▸ **What you have to do**:
From the first line to the last, write out the listing exactly.

▸ **Task input**:
▬▬▬▬▬▬

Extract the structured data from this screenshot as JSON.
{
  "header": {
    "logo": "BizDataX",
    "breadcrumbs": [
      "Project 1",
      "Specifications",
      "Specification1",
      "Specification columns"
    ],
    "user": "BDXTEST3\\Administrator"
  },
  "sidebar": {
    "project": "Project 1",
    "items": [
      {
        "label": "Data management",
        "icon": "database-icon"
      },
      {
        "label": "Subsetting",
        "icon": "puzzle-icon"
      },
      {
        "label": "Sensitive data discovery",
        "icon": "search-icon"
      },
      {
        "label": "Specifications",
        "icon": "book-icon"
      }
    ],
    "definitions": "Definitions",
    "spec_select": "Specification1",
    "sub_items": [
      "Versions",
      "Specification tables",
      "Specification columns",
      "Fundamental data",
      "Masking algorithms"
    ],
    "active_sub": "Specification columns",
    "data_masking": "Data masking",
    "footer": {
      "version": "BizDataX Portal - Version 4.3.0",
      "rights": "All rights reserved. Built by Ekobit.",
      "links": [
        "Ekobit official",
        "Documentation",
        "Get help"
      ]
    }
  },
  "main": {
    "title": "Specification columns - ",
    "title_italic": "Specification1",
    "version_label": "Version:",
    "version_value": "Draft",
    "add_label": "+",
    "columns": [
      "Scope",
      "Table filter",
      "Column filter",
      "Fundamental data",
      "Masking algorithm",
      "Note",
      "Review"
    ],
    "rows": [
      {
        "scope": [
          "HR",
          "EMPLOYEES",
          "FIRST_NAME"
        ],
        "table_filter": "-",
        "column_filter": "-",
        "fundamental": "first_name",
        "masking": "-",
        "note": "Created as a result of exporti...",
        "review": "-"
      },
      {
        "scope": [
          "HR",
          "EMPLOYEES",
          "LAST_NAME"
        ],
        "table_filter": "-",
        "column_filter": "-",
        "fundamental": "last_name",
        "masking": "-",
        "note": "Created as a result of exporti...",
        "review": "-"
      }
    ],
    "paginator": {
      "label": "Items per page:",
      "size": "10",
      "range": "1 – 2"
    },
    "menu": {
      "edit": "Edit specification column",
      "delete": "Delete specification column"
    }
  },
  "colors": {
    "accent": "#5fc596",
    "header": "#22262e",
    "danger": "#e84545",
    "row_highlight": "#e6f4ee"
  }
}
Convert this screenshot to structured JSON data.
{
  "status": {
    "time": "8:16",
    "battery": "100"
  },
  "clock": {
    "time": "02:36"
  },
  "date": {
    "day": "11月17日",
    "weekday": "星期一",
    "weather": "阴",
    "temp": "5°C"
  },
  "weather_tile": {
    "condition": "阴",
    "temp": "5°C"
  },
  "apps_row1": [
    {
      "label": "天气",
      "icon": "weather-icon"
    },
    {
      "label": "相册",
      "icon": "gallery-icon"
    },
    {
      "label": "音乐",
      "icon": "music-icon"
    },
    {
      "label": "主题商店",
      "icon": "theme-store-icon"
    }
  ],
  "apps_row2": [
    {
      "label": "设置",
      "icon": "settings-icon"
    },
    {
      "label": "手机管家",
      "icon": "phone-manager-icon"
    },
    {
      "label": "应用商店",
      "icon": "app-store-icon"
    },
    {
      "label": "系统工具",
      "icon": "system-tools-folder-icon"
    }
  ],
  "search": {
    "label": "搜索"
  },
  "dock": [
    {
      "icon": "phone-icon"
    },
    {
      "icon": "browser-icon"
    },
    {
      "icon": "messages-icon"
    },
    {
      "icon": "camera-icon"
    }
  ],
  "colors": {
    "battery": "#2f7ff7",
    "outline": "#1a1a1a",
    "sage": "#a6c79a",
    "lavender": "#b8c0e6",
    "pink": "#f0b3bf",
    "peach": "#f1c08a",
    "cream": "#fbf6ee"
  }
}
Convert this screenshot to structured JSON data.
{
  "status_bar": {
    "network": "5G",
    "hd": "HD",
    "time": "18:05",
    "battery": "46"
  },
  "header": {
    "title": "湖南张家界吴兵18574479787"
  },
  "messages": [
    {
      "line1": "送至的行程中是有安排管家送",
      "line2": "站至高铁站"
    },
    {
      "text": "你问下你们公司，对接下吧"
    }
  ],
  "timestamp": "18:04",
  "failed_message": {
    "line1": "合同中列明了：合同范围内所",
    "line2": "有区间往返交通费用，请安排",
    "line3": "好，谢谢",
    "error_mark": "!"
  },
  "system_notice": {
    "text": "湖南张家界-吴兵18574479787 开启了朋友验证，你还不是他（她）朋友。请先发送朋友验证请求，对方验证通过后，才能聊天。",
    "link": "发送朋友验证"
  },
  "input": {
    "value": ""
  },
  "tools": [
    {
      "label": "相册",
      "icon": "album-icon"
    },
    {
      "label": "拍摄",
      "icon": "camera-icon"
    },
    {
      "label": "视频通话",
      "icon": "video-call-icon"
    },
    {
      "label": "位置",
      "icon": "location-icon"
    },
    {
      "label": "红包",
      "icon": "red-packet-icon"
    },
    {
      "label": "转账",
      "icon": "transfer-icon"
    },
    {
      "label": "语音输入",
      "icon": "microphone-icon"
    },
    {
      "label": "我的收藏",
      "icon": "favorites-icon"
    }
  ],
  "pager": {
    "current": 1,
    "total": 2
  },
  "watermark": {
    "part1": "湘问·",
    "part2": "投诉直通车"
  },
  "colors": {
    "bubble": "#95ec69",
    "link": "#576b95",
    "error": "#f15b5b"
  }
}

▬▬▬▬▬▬

▸ **Solved exercise**:
Extract the structured data from this screenshot as JSON.
{
  "header": {
    "logo": "BizDataX",
    "breadcrumbs": [
      "Project 1",
      "Specifications",
      "Specification1",
      "Specification columns"
    ],
    "user": "BDXTEST3\\Administrator"
  },
  "sidebar": {
    "project": "Project 1",
    "items": [
      {
        "label": "Data management",
        "icon": "database-icon"
      },
      {
        "label": "Subsetting",
        "icon": "puzzle-icon"
      },
      {
        "label": "Sensitive data discovery",
        "icon": "search-icon"
      },
      {
        "label": "Specifications",
        "icon": "book-icon"
      }
    ],
    "definitions": "Definitions",
    "spec_select": "Specification1",
    "sub_items": [
      "Versions",
      "Specification tables",
      "Specification columns",
      "Fundamental data",
      "Masking algorithms"
    ],
    "active_sub": "Specification columns",
    "data_masking": "Data masking",
    "footer": {
      "version": "BizDataX Portal - Version 4.3.0",
      "rights": "All rights reserved. Built by Ekobit.",
      "links": [
        "Ekobit official",
        "Documentation",
        "Get help"
      ]
    }
  },
  "main": {
    "title": "Specification columns - ",
    "title_italic": "Specification1",
    "version_label": "Version:",
    "version_value": "Draft",
    "add_label": "+",
    "columns": [
      "Scope",
      "Table filter",
      "Column filter",
      "Fundamental data",
      "Masking algorithm",
      "Note",
      "Review"
    ],
    "rows": [
      {
        "scope": [
          "HR",
          "EMPLOYEES",
          "FIRST_NAME"
        ],
        "table_filter": "-",
        "column_filter": "-",
        "fundamental": "first_name",
        "masking": "-",
        "note": "Created as a result of exporti...",
        "review": "-"
      },
      {
        "scope": [
          "HR",
          "EMPLOYEES",
          "LAST_NAME"
        ],
        "table_filter": "-",
        "column_filter": "-",
        "fundamental": "last_name",
        "masking": "-",
        "note": "Created as a result of exporti...",
        "review": "-"
      }
    ],
    "paginator": {
      "label": "Items per page:",
      "size": "10",
      "range": "1 – 2"
    },
    "menu": {
      "edit": "Edit specification column",
      "delete": "Delete specification column"
    }
  },
  "colors": {
    "accent": "#5fc596",
    "header": "#22262e",
    "danger": "#e84545",
    "row_highlight": "#e6f4ee"
  }
}
Convert this screenshot to structured JSON data.
{
  "status": {
    "time": "8:16",
    "battery": "100"
  },
  "clock": {
    "time": "02:36"
  },
  "date": {
    "day": "11月17日",
    "weekday": "星期一",
    "weather": "阴",
    "temp": "5°C"
  },
  "weather_tile": {
    "condition": "阴",
    "temp": "5°C"
  },
  "apps_row1": [
    {
      "label": "天气",
      "icon": "weather-icon"
    },
    {
      "label": "相册",
      "icon": "gallery-icon"
    },
    {
      "label": "音乐",
      "icon": "music-icon"
    },
    {
      "label": "主题商店",
      "icon": "theme-store-icon"
    }
  ],
  "apps_row2": [
    {
      "label": "设置",
      "icon": "settings-icon"
    },
    {
      "label": "手机管家",
      "icon": "phone-manager-icon"
    },
    {
      "label": "应用商店",
      "icon": "app-store-icon"
    },
    {
      "label": "系统工具",
      "icon": "system-tools-folder-icon"
    }
  ],
  "search": {
    "label": "搜索"
  },
  "dock": [
    {
      "icon": "phone-icon"
    },
    {
      "icon": "browser-icon"
    },
    {
      "icon": "messages-icon"
    },
    {
      "icon": "camera-icon"
    }
  ],
  "colors": {
    "battery": "#2f7ff7",
    "outline": "#1a1a1a",
    "sage": "#a6c79a",
    "lavender": "#b8c0e6",
    "pink": "#f0b3bf",
    "peach": "#f1c08a",
    "cream": "#fbf6ee"
  }
}
Convert this screenshot to structured JSON data.
{
  "status_bar": {
    "network": "5G",
    "hd": "HD",
    "time": "18:05",
    "battery": "46"
  },
  "header": {
    "title": "湖南张家界吴兵18574479787"
  },
  "messages": [
    {
      "line1": "送至的行程中是有安排管家送",
      "line2": "站至高铁站"
    },
    {
      "text": "你问下你们公司，对接下吧"
    }
  ],
  "timestamp": "18:04",
  "failed_message": {
    "line1": "合同中列明了：合同范围内所",
    "line2": "有区间往返交通费用，请安排",
    "line3": "好，谢谢",
    "error_mark": "!"
  },
  "system_notice": {
    "text": "湖南张家界-吴兵18574479787 开启了朋友验证，你还不是他（她）朋友。请先发送朋友验证请求，对方验证通过后，才能聊天。",
    "link": "发送朋友验证"
  },
  "input": {
    "value": ""
  },
  "tools": [
    {
      "label": "相册",
      "icon": "album-icon"
    },
    {
      "label": "拍摄",
      "icon": "camera-icon"
    },
    {
      "label": "视频通话",
      "icon": "video-call-icon"
    },
    {
      "label": "位置",
      "icon": "location-icon"
    },
    {
      "label": "红包",
      "icon": "red-packet-icon"
    },
    {
      "label": "转账",
      "icon": "transfer-icon"
    },
    {
      "label": "语音输入",
      "icon": "microphone-icon"
    },
    {
      "label": "我的收藏",
      "icon": "favorites-icon"
    }
  ],
  "pager": {
    "current": 1,
    "total": 2
  },
  "watermark": {
    "part1": "湘问·",
    "part2": "投诉直通车"
  },
  "colors": {
    "bubble": "#95ec69",
    "link": "#576b95",
    "error": "#f15b5b"
  }
}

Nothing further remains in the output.